• **Task input**:
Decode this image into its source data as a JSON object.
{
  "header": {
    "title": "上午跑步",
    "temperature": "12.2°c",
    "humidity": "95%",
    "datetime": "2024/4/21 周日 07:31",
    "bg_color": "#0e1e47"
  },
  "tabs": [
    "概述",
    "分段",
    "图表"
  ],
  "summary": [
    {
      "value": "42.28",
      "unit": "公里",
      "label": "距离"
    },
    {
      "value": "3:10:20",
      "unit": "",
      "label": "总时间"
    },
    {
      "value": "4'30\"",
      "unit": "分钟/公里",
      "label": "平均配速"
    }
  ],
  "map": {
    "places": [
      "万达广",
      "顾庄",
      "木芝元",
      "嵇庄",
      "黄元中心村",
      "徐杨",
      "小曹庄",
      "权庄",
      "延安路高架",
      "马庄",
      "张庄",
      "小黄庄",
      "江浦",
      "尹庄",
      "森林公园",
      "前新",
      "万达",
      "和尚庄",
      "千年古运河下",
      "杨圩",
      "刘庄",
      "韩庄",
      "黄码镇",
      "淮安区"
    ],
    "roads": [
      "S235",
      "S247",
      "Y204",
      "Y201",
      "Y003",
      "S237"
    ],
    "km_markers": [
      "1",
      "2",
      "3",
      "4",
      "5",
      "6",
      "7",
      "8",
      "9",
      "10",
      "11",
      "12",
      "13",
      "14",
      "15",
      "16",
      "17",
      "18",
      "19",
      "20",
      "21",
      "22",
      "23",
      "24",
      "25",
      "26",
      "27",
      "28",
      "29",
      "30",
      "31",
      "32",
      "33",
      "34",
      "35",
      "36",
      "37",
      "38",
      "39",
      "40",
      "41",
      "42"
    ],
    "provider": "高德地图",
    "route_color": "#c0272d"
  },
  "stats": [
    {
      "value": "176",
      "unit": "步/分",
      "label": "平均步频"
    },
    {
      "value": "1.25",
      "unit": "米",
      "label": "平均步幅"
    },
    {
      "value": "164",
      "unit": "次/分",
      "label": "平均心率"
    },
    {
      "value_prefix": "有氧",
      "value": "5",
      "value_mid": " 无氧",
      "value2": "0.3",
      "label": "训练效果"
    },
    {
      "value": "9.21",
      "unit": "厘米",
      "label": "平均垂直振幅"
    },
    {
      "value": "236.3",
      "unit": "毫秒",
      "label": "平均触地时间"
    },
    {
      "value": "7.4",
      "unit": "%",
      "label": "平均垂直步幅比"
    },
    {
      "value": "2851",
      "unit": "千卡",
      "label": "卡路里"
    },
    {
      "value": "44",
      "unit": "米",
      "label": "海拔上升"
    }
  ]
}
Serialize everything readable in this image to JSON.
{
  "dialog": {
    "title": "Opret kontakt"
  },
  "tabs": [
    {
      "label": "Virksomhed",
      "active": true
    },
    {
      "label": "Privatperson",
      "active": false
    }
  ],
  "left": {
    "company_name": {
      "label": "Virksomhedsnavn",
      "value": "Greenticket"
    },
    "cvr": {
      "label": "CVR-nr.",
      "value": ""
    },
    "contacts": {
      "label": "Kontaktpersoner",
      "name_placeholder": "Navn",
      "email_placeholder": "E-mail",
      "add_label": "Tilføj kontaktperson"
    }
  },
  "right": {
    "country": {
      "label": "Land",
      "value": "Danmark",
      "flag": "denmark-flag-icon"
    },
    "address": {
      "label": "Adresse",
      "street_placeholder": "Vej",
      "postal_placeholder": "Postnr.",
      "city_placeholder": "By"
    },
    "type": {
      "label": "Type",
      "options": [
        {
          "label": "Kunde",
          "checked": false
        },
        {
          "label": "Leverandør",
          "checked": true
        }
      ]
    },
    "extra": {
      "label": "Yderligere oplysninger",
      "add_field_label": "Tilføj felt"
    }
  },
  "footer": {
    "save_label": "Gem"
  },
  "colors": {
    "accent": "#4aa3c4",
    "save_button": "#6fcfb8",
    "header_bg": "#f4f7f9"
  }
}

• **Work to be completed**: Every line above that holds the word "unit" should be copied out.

• **Solution to the exercise**:
      "unit": "公里",
      "unit": "",
      "unit": "分钟/公里",
      "unit": "步/分",
      "unit": "米",
      "unit": "次/分",
      "unit": "厘米",
      "unit": "毫秒",
      "unit": "%",
      "unit": "千卡",
      "unit": "米",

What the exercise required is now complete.